- **Exercise objective**
Below are some entries. Copy each line in them that holds "Light".

- **Dataset**
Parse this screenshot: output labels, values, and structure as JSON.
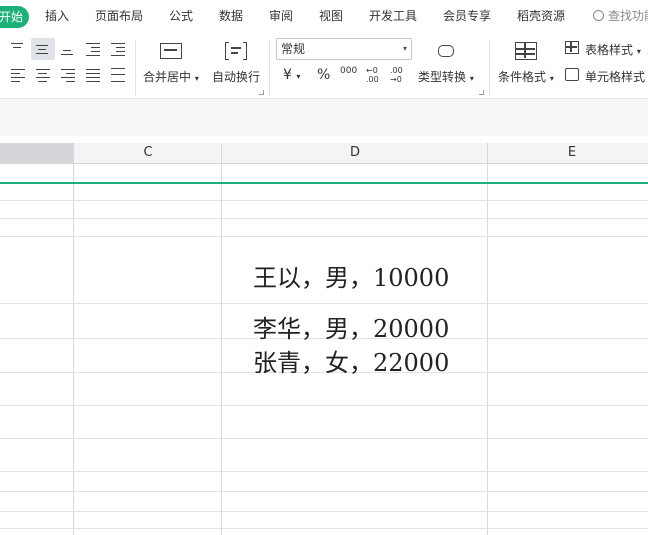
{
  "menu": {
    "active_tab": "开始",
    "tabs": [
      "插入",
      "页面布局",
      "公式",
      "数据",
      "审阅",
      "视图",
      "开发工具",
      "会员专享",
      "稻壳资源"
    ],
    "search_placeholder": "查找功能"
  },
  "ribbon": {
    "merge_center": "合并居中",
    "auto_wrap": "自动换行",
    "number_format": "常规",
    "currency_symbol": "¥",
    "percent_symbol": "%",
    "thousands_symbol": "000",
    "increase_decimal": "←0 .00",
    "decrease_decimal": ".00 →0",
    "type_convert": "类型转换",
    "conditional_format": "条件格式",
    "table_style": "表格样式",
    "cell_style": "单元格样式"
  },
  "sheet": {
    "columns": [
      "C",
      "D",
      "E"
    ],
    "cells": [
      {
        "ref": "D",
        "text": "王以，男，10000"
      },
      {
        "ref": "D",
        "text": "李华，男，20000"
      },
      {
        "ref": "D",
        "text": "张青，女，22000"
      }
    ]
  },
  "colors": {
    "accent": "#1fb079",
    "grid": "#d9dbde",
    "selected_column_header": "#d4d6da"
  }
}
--
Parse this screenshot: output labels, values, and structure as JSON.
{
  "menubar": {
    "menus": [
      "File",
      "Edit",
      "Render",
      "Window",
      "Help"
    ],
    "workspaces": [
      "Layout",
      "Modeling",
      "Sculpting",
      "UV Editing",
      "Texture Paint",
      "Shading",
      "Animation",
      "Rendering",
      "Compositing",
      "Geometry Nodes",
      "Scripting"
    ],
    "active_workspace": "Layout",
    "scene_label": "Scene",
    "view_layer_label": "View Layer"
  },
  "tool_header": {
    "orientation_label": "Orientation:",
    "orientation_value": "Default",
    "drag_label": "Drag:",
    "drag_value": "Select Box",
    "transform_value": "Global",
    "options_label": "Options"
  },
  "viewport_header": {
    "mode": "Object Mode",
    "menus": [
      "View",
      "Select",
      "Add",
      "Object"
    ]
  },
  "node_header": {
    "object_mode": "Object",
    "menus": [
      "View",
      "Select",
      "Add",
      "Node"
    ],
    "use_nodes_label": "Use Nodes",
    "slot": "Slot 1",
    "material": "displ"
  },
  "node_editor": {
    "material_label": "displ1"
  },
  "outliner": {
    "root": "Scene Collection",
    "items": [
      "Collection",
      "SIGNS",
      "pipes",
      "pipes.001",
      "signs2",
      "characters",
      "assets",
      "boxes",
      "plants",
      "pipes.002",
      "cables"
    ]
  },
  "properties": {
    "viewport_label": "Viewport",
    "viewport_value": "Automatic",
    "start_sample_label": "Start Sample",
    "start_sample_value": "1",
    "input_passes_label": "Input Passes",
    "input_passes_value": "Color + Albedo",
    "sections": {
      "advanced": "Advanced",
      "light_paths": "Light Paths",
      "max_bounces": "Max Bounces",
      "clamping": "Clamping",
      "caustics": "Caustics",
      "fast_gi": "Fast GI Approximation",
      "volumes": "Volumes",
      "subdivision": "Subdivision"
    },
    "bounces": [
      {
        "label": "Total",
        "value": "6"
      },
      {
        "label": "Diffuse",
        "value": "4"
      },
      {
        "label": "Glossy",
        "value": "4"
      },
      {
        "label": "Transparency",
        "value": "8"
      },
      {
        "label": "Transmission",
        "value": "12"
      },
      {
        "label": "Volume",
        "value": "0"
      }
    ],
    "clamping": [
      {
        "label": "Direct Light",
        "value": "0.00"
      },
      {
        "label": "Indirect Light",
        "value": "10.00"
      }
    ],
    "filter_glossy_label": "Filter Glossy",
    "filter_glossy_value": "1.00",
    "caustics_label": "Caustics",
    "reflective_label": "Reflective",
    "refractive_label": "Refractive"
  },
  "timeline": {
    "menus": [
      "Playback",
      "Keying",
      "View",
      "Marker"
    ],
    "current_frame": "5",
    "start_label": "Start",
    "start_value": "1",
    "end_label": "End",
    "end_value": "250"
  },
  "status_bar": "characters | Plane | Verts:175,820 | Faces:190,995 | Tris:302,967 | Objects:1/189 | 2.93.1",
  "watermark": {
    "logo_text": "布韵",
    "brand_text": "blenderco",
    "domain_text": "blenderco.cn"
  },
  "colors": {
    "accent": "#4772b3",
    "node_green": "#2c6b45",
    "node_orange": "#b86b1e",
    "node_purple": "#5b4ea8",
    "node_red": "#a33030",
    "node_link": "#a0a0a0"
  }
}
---
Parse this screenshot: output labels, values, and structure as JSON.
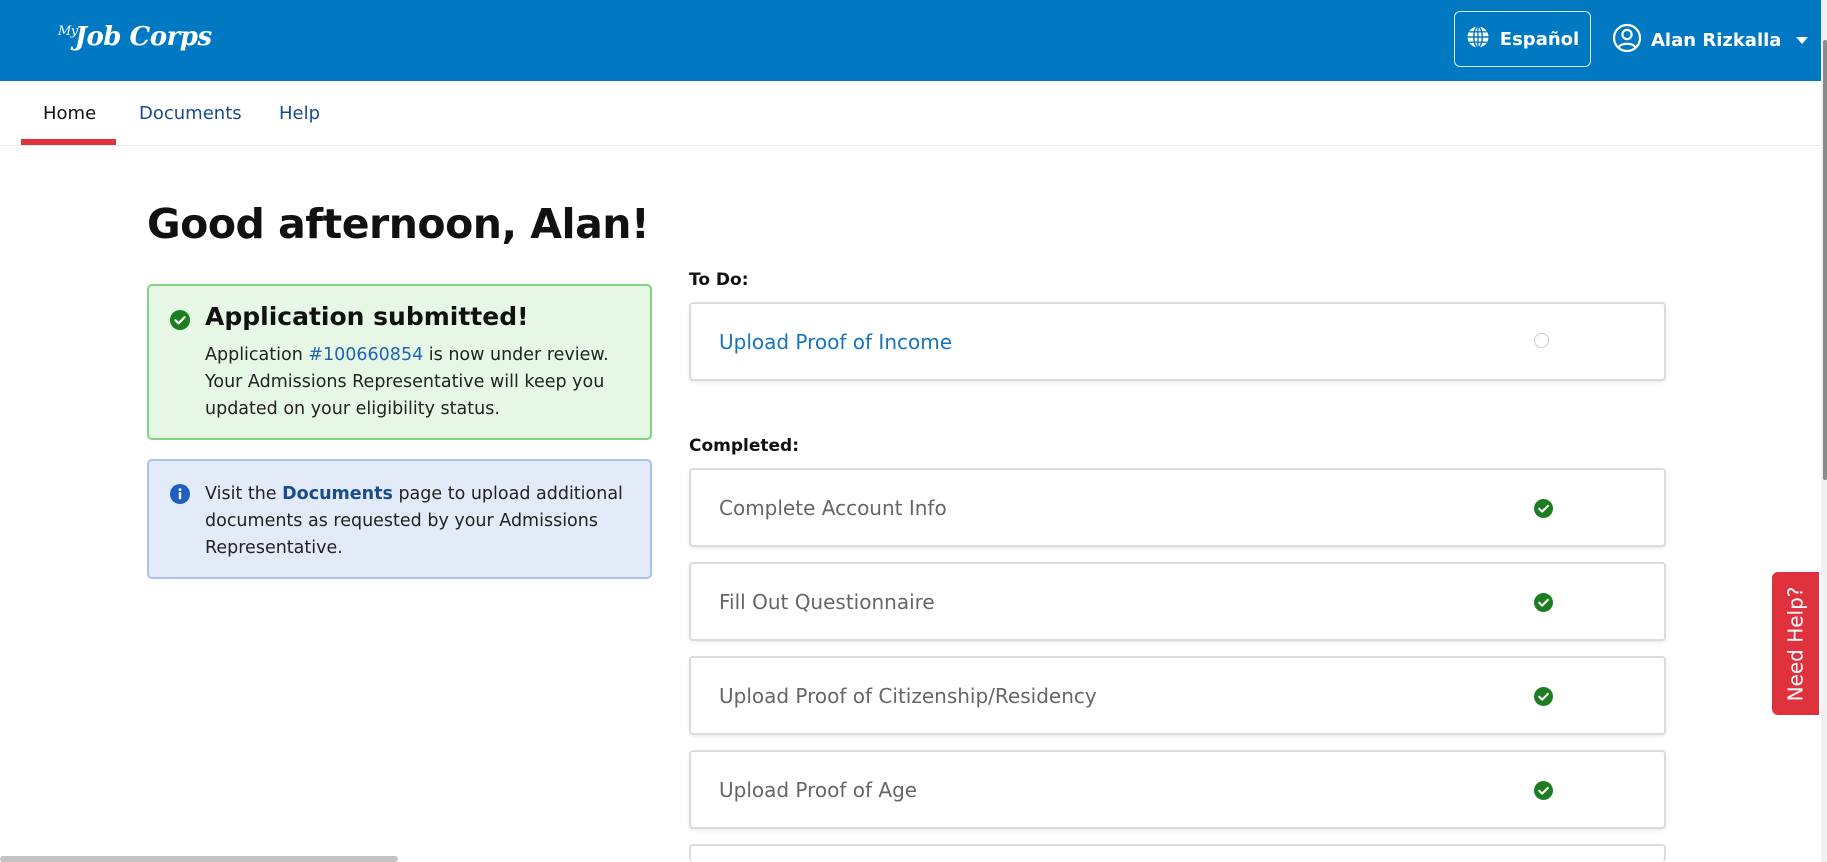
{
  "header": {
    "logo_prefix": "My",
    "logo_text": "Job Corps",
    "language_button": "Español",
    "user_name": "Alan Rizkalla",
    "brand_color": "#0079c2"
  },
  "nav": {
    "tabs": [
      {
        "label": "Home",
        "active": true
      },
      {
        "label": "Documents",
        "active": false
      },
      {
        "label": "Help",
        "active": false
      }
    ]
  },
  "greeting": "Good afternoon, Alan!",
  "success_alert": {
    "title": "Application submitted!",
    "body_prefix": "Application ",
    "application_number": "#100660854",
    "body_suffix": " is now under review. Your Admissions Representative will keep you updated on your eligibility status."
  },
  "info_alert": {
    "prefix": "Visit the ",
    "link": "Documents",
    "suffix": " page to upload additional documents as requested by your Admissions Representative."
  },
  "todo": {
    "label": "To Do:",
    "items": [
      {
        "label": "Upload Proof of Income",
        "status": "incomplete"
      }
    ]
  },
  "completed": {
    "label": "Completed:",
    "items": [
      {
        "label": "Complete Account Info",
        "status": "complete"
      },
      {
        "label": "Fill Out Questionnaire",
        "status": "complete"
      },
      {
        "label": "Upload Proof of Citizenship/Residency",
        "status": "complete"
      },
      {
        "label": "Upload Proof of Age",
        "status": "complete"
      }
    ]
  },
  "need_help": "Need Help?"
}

- **Solution to this problem**
      "light_paths": "Light Paths",
        "label": "Direct Light",
        "label": "Indirect Light",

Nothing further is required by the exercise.